“Emil Sher was an amazing presenter for grade seven and eight students.  His sense of humour, curiosity and knowledge about the writing process…engaged and inspired our students.”
—Cheryl Paterson, Hamilton-Wentworth District School Board

“Emil was a delight to have as an author presenter and …As the author of the 2016 Red Maple nominated book, Young Man with Camera, Emil provided my students with a thought-provoking and engaging presentation.  His focus on both the writing process and the power of visual art, in the form of photography, was enthralling for everyone.”
—Jennifer Brown, Castle Oaks School

“Emil was an eloquent speaker who inspired my students to return to class with many thoughtful questions.”
—Allisyn Wood, Sudbury Secondary School

“Emil showed the rare ability of easily holding the interest of young teens.  Through his visual, thoughtful and lively presentation he was able to address topics of interest to the students.”
—Alison Morin, Sherwood Library

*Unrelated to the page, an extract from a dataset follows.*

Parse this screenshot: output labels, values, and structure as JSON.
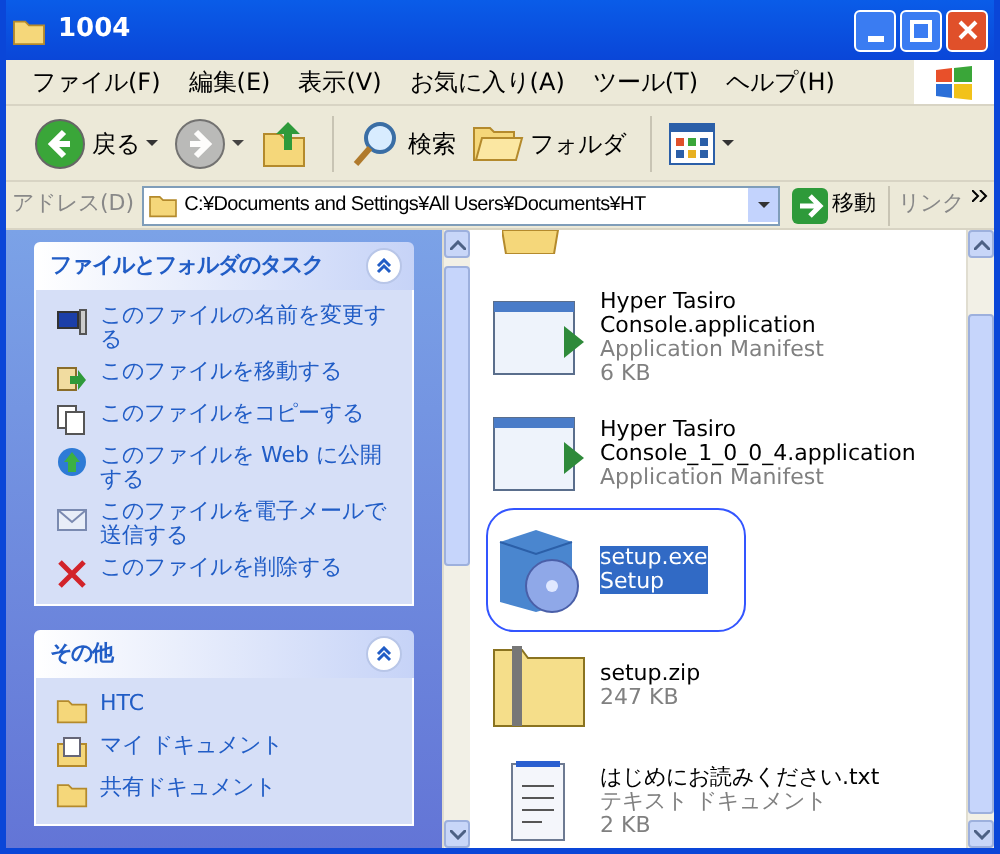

“Emil Sher presented to large groups of Grade 7 and 8 students who visited the library from diverse areas of the city to celebrate Forest of Reading. He was a personable, informative and inspiring presenter. Students, teachers, parents and library staff were all riveted as he demonstrated the strength of storytelling through photography.  By outlining what a photograph can capture and what exists beyond the frame, Emil challenged participants to examine the lens with which they view the world.”
­—Naomi Brun, Manager of Youth Services, Hamilton Public Library

“Emil captivated my grade 2/3 class as he read picture books of his own and some by other authors, inspiring the students to create their own.  There was a buzz of excitement in the classroom each time Emil returned to continue the project.  He was patient and understanding as he guided them through the writing, editing and publishing process.  Students learned how to generate ideas, to improve a story by simplifying the content, and to create illustrations to match the text.  On the final day, Emil brought bound copies of their books for each to keep, giving them a sense of accomplishment and pride”.
—Angela Ryan, Twentieth Street Public School

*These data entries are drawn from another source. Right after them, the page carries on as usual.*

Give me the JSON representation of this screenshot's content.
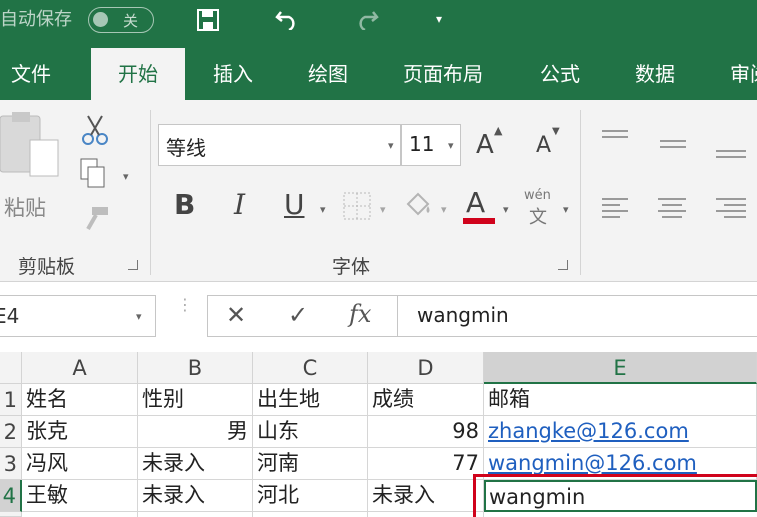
{
  "colors": {
    "brand": "#217346",
    "selection": "#d0021b",
    "link": "#1f5fbf"
  },
  "quick_access": {
    "autosave_label": "自动保存",
    "toggle_state": "关",
    "icons": [
      "save-icon",
      "undo-icon",
      "redo-icon",
      "customize-icon"
    ]
  },
  "tabs": [
    {
      "label": "文件",
      "active": false
    },
    {
      "label": "开始",
      "active": true
    },
    {
      "label": "插入",
      "active": false
    },
    {
      "label": "绘图",
      "active": false
    },
    {
      "label": "页面布局",
      "active": false
    },
    {
      "label": "公式",
      "active": false
    },
    {
      "label": "数据",
      "active": false
    },
    {
      "label": "审阅",
      "active": false
    }
  ],
  "ribbon": {
    "clipboard": {
      "paste_label": "粘贴",
      "group_label": "剪贴板"
    },
    "font": {
      "font_name": "等线",
      "font_size": "11",
      "bold": "B",
      "italic": "I",
      "underline": "U",
      "font_color_glyph": "A",
      "phonetic_top": "wén",
      "phonetic_bottom": "文",
      "grow_glyph": "A",
      "shrink_glyph": "A",
      "group_label": "字体"
    }
  },
  "formula_bar": {
    "name_box": "E4",
    "cancel_glyph": "✕",
    "enter_glyph": "✓",
    "fx_glyph": "fx",
    "content": "wangmin"
  },
  "sheet": {
    "columns": [
      "A",
      "B",
      "C",
      "D",
      "E"
    ],
    "selected_column": "E",
    "rows": [
      {
        "num": "1",
        "a": "姓名",
        "b": "性别",
        "c": "出生地",
        "d": "成绩",
        "e": "邮箱"
      },
      {
        "num": "2",
        "a": "张克",
        "b": "男",
        "c": "山东",
        "d": "98",
        "e": "zhangke@126.com"
      },
      {
        "num": "3",
        "a": "冯风",
        "b": "未录入",
        "c": "河南",
        "d": "77",
        "e": "wangmin@126.com"
      },
      {
        "num": "4",
        "a": "王敏",
        "b": "未录入",
        "c": "河北",
        "d": "未录入",
        "e": "wangmin"
      }
    ]
  }
}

“Emil entered my primary grade one class and immediately captivated my students’ attention and imagination. His gentle, easygoing nature created an atmosphere where my students felt comfortable asking questions and exploring the world of writing and publishing. It was a very positive experience for everyone.”
Ruth Torchinsky, Jackman Public School

“Emil’s presentation was captivating and memorable. The journey he took us on was like a trip around the world, from Japan to Prague, Toronto to Poland. The story of the suitcase unravels in such a fascinating way that you are sitting on the edge of your seat, waiting to hear more. I saw the presentation with a class of 9-10 year olds. Every child was entirely engaged. The Holocaust was a time in history so awful to comprehend, so enormous in scale, that this slice of a life gives you an opportunity to understand a grain in a mountain of sand.”
—Jennifer Jacobson, Parent, Halifax

“Acadia University has welcomed Emil Sher as guest speaker many times in recent years and let me state, without reservation, he is one of the finest lecturers we’ve ever had the pleasure to engage…He is a thoughtful and engaging speaker, full of energy and passion for his subject.  He’s a positive and encouraging role model for young (and not so young) people curious about the craft of writing and what it means to carve out a life as a professional writer in this country. Emil Sher is an ideal speaker for “students” of all ages.”
—Anna Migliarisi, Acadia University